The congregations were asked to write down something that concerned or worried them, these bits of paper were taken in, blessed and then mixed up before being returned to someone different in the congregation. They were given a candle and asked to take the concerns home and pray for whatever was written. The YF wanted to show the power of prayer and the comfort of knowing people were thinking and praying for you.
I would like to thank all of our YF for one of the most spiritual services I have attended this year, they brought everything together, all gave ideas and spoke very well. Thank you all and I can’t wait for the next time you take over!
A member of the YF? Wanting to Join? YF is for young adults who are half way through P7 and upwards. Get in touch with Andrew Wedge our Youth Leaders via our Contact us page.
The YF have three more meetings this year:
27th Nov 1815h – Fife Lesuire Park : Advance Snowball Practice.
4th Dec 1500h – Edinburgh: Capital Feasts and Capital Friends.
11th Dec 1615h – Holy Trinity: Its the end of the Year as we know it.
For more info find out page: By Clicking Here
Remembrance Day (sometimes known informally as Poppy Day) is a memorial day observed in Commonwealth of Nations member states that has taken place since the end of the First World War to remember those who have died in the line of duty. We now remember everyone lost, injured physically or mentally in the line of duty in any of the conflicts since and take time to consider those who were killed at home or in the support of the front line.
Following a tradition inaugurated by King George V in 1919, the day is also marked by war remembrances in many non-Commonwealth countries. Remembrance Day is observed on 11 November in most countries to recall the end of hostilities of World War I on that date in 1918. Hostilities formally ended “at the 11th hour of the 11th day of the 11th month”, in accordance with the armistice signed by representatives of Germany and the Entente between 5:12 and 5:20 that morning. (“At the 11th hour” refers to the passing of the 11th hour, or 11:00 am.) The First World War officially ended with the signing of the Treaty of Versailles on 28 June 1919.
Remembrance Sunday is held on the second Sunday in November, the nearest to 11 November. Our service will be starting at the earlier time of 1045h so we can observe the silence together. Many of the congregation wear their medals of their time in the forces. Please feel free to come and join us for the silence, our service and some light refreshments after the service.

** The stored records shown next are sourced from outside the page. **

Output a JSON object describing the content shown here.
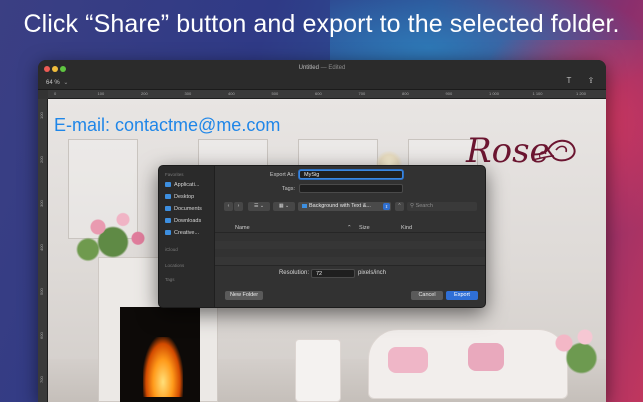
{
  "headline": "Click “Share” button and export to the selected folder.",
  "window": {
    "title": "Untitled",
    "title_separator": "—",
    "edited": "Edited",
    "zoom": "64 %",
    "zoom_chevron": "⌄",
    "toolbar": {
      "text_tool_glyph": "T",
      "share_glyph": "⇪"
    }
  },
  "ruler": {
    "top_ticks": [
      "0",
      "100",
      "200",
      "300",
      "400",
      "500",
      "600",
      "700",
      "800",
      "900",
      "1 000",
      "1 100",
      "1 200"
    ],
    "left_ticks": [
      "100",
      "200",
      "300",
      "400",
      "500",
      "600",
      "700"
    ]
  },
  "canvas": {
    "email_text": "E-mail: contactme@me.com",
    "logo_text": "Rose",
    "email_color": "#1f86e8",
    "logo_color": "#6b1530"
  },
  "dialog": {
    "sidebar": {
      "favorites_header": "Favorites",
      "items": [
        "Applicati...",
        "Desktop",
        "Documents",
        "Downloads",
        "Creative..."
      ],
      "icloud_header": "iCloud",
      "locations_header": "Locations",
      "tags_header": "Tags"
    },
    "export_as_label": "Export As:",
    "export_as_value": "MySig",
    "tags_label": "Tags:",
    "nav": {
      "back": "‹",
      "forward": "›",
      "list_view": "☰ ⌄",
      "grid_view": "▦ ⌄"
    },
    "location": "Background with Text &...",
    "location_arrow": "⇕",
    "up_glyph": "⌃",
    "search_placeholder": "Search",
    "columns": {
      "name": "Name",
      "sort_glyph": "⌃",
      "size": "Size",
      "kind": "Kind"
    },
    "resolution_label": "Resolution:",
    "resolution_value": "72",
    "resolution_unit": "pixels/inch",
    "new_folder": "New Folder",
    "cancel": "Cancel",
    "export": "Export",
    "accent": "#2f6fd6"
  }
}
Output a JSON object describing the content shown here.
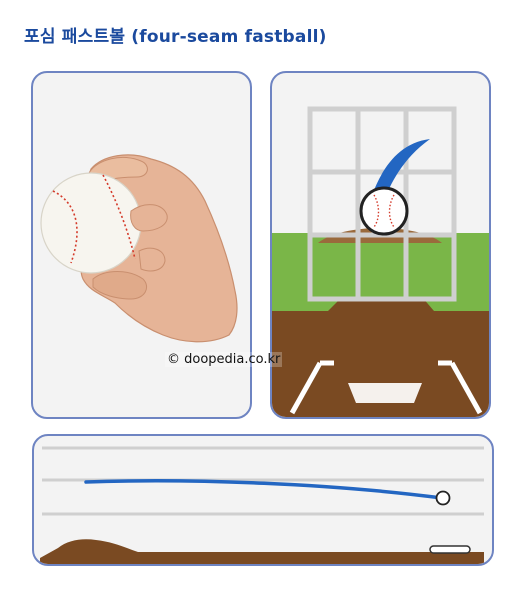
{
  "title": "포심 패스트볼 (four-seam fastball)",
  "copyright": "© doopedia.co.kr",
  "colors": {
    "title": "#1b4a9e",
    "panel_border": "#6e84c2",
    "panel_background": "#f3f3f3",
    "grass": "#7ab648",
    "dirt": "#7a4a22",
    "ball_track": "#2366c2"
  },
  "panels": {
    "grip": {
      "content": "hand holding a baseball in a four-seam grip"
    },
    "strike_zone": {
      "content": "catcher view: ball crossing the strike zone grid with a rising blue trail"
    },
    "side_view": {
      "content": "side view: straight blue trajectory from mound to plate"
    }
  }
}
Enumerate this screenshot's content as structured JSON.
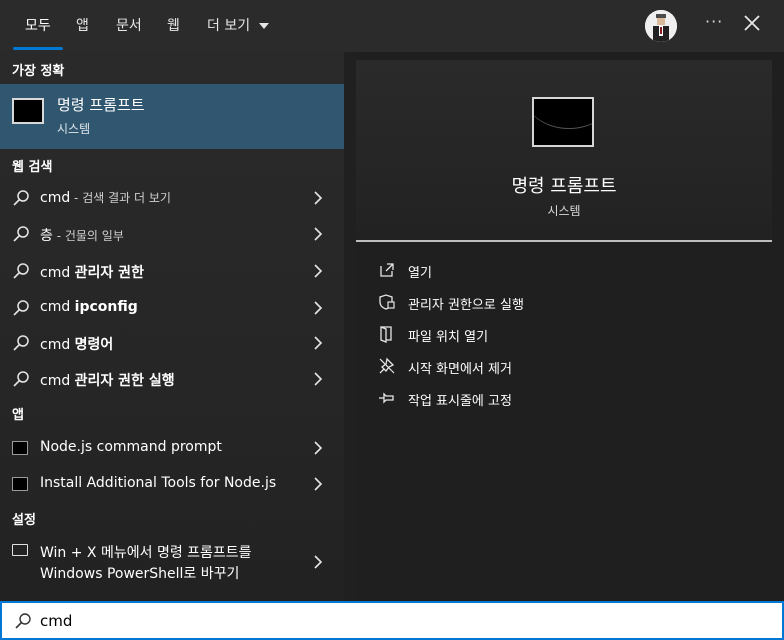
{
  "tabs": [
    {
      "label": "모두"
    },
    {
      "label": "앱"
    },
    {
      "label": "문서"
    },
    {
      "label": "웹"
    },
    {
      "label": "더 보기"
    }
  ],
  "more_menu_label": "···",
  "sections": {
    "best_match": "가장 정확",
    "web_search": "웹 검색",
    "apps": "앱",
    "settings": "설정"
  },
  "best_match": {
    "title": "명령 프롬프트",
    "subtitle": "시스템"
  },
  "web_results": [
    {
      "prefix": "cmd",
      "rest": " - 검색 결과 더 보기",
      "rest_style": "light"
    },
    {
      "prefix": "층",
      "rest": " - 건물의 일부",
      "rest_style": "light"
    },
    {
      "prefix": "cmd ",
      "rest": "관리자 권한",
      "rest_style": "bold"
    },
    {
      "prefix": "cmd ",
      "rest": "ipconfig",
      "rest_style": "bold"
    },
    {
      "prefix": "cmd ",
      "rest": "명령어",
      "rest_style": "bold"
    },
    {
      "prefix": "cmd ",
      "rest": "관리자 권한 실행",
      "rest_style": "bold"
    }
  ],
  "apps": [
    {
      "label": "Node.js command prompt"
    },
    {
      "label": "Install Additional Tools for Node.js"
    }
  ],
  "settings": {
    "line1": "Win + X 메뉴에서 명령 프롬프트를",
    "line2": "Windows PowerShell로 바꾸기"
  },
  "detail": {
    "title": "명령 프롬프트",
    "subtitle": "시스템",
    "actions": [
      {
        "label": "열기",
        "icon": "open-icon"
      },
      {
        "label": "관리자 권한으로 실행",
        "icon": "shield-icon"
      },
      {
        "label": "파일 위치 열기",
        "icon": "file-location-icon"
      },
      {
        "label": "시작 화면에서 제거",
        "icon": "unpin-icon"
      },
      {
        "label": "작업 표시줄에 고정",
        "icon": "pin-icon"
      }
    ]
  },
  "search": {
    "value": "cmd"
  },
  "colors": {
    "accent": "#0078d4",
    "selected_row": "#31566f"
  }
}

Friday 1 July 2016 marks the 100th anniversary of the Somme Offensive – one of the bloodiest battles in history. The Allies had prepared for the battle by bombarding the enemy for a week in late June 1916. However, the bulk of the German forces hunkered down in deep trenches and lay in wait.
The first day of July was a disaster for the British Army. Thousands upon thousands of men were sent over the top, charging into no-man’s landed armed with bayoneted rifles, but they were mowed down by German machine guns. Around 20,000 British soldiers were killed on the first day alone. The French, whose attack was less expected, gained more ground.
On 14 July, the British managed to overrun the Germans’ second defence system, but failed to exploit their advantage. Their advance was slow, and they paid the price of heavy losses for the little ground gained. For nearly five months the fighting raged on in a battle of attrition along a 15-mile front. By the time the battle ended in mid-November 1916, British, French and German casualties totalled more than 1,250,000 men.